■ **PROBLEM STATEMENT**
Count the lines in the data below where the string "label" occurs, please, and give the number alone.
......
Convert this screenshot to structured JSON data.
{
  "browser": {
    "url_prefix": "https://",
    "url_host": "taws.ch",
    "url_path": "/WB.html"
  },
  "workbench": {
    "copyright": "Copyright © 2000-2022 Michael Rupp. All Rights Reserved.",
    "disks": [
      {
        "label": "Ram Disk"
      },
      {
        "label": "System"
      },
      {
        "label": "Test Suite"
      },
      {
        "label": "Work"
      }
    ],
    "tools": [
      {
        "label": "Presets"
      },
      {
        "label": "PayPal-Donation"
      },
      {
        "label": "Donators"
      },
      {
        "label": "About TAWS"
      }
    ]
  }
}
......
■ **RESPONSE BELOW**
8